Roush Lake reaches capacity

Published June 29, 2015
Rainfall, including remnants of Tropical Storm Bill, caused Roush Lake to reach a near-record pool.

Rainfall, including remnants of Tropical Storm Bill, caused Roush Lake to reach a near-record pool.

The Army Corps of Engineers J.E. Roush Reservoir, Huntington, Indiana, received so much rain from the remnants of Tropical Storm Bill in June, coupled with additional rainfalls, that the project filled to its rim. 

Roush reached its second highest level of 799.41 feet, 50 feet above normal summer pool and second only to the record pool level of 799.98 feet set in 2003. The top of the tainter gates is at 800 feet, and the top of the dam is 805 feet.

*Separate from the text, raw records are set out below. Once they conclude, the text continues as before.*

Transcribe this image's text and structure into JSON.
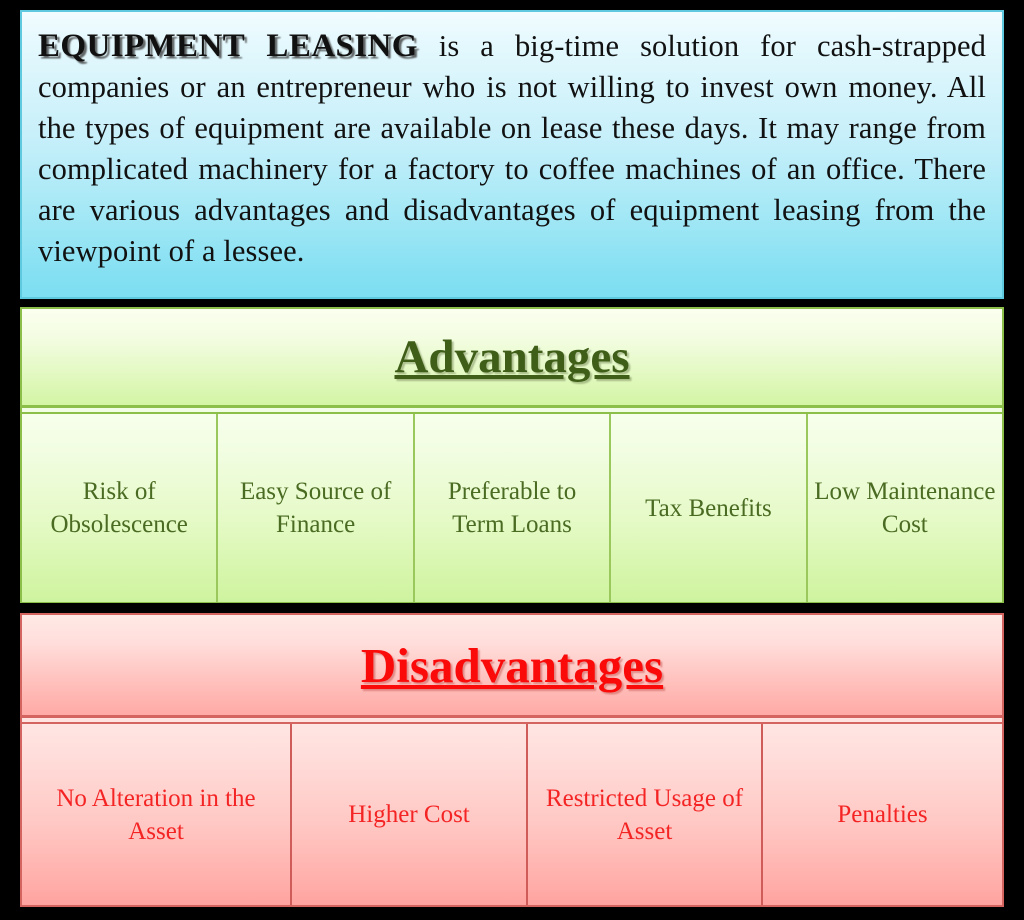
{
  "intro": {
    "lead": "EQUIPMENT LEASING",
    "body": " is a big-time solution for cash-strapped companies or an entrepreneur who is not willing to invest own money. All the types of equipment are available on lease these days. It may range from complicated machinery for a factory to coffee machines of an office. There are various advantages and disadvantages of equipment leasing from the viewpoint of a lessee.",
    "colors": {
      "panel_top": "#f2fcff",
      "panel_bottom": "#7ddff2",
      "border": "#5fc9df",
      "text": "#111111"
    }
  },
  "advantages": {
    "title": "Advantages",
    "colors": {
      "title_text": "#3f5e18",
      "cell_text": "#4a6b22",
      "border": "#8cbf4a",
      "divider": "#9ac85c",
      "cell_top": "#f7ffec",
      "cell_bottom": "#cef39f"
    },
    "items": [
      {
        "label": "Risk of Obsolescence"
      },
      {
        "label": "Easy Source of Finance"
      },
      {
        "label": "Preferable to Term Loans"
      },
      {
        "label": "Tax Benefits"
      },
      {
        "label": "Low Maintenance Cost"
      }
    ]
  },
  "disadvantages": {
    "title": "Disadvantages",
    "colors": {
      "title_text": "#fb0a0a",
      "cell_text": "#f42424",
      "border": "#d4645f",
      "divider": "#cf5c58",
      "cell_top": "#ffe6e3",
      "cell_bottom": "#ffa39f"
    },
    "items": [
      {
        "label": "No Alteration in the Asset"
      },
      {
        "label": "Higher Cost"
      },
      {
        "label": "Restricted Usage of Asset"
      },
      {
        "label": "Penalties"
      }
    ]
  },
  "page": {
    "background": "#000000"
  }
}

Like a full bathtub on the brink of overflowing, water has to be released through Roush Lake’s “drain.” The drain is an engineered system of “sluice gates,” for low to moderate water releases and “tainter gates,” for emergency releases. The gates are operated by the lake staff from the control tower on site. They control the flow of water from the dam. The gates open and close to varying degrees. The goal is to let out just the right amount of water to minimize flooding downstream of the lake and keep the dam operating as it was designed maintaining public safety. 

Throughout the three-week event – as it stands at press time – the Corps of Engineers maintained a safe elevation of the lake. A safe lake elevation is necessary to ensure that the dam remains structurally sound. 

The district’s water management team and the dam and levee safety teams began working 24/7 June 19 keeping in constant communication with the Roush Lake staff to maintain that delicate balance of how much water to release. Lake staff had already begun heightened surveillance walking the dam day and night looking for anything unusual that would require more hands on deck. 
“The Upper Wabash staff has performed excellently during this high water event,” said Scot Dahms, Upper Wabash area manager. “We went on 24-hour shifts and 12-hour shifts immediately following June 16, when we received 4.5 inches.” From June 13 to 21, Roush Lake received 9.7 inches of rain.

As the rain continued to fall in the Upper Wabash basin, releases from the lake were adjusted in order to control the rising pool. Some areas near the lake, predominately farmlands, flooded. Pumps were utilized when locals requested them. 

The district Emergency Operations Center fired up June 17 and went full speed ahead coordinating with local and state emergency management agencies. For example, emergency pumps were requested by the levee sponsor through the county EMA for pumping interior low-lying areas within the leveed area at West Terre Haute, Indiana. The EOC deployed dam and levee safety teams to observe and report conditions on the Roush Dam and at levees downstream along the Wabash River. So far, six teams have deployed to the upper Wabash River Valley. A public phone line was set up where EOC recorded daily lake status messages for the public. Roush, Mississinewa and Salamonie lakes required more scrutiny by lake and district staff. Levee safety teams continue to monitor the levees as the river crests and flows down the Wabash.

Besides the daily lake reports generated by the water management team, Dahms coordinated with local emergency management personnel and issued critical daily reports to the district. 

“It has definitely been a team effort as staff from Mississinewa Lake is helping at both Salamonie Lake and Roush with other staff from Salamonie helping at Roush as well,” Dahms said. “I am extremely proud of the Upper Wabash staff for stepping up to the challenge and fulfilling our flood damage reduction mission.” 

Salamonie Lake, also part of the Upper Wabash River basin, set a record pool of 793.25 feet, more than five feet higher than the previous record set in 1998. 

More rain is forecasted, and the lake staffs and emergency operations center are providing support.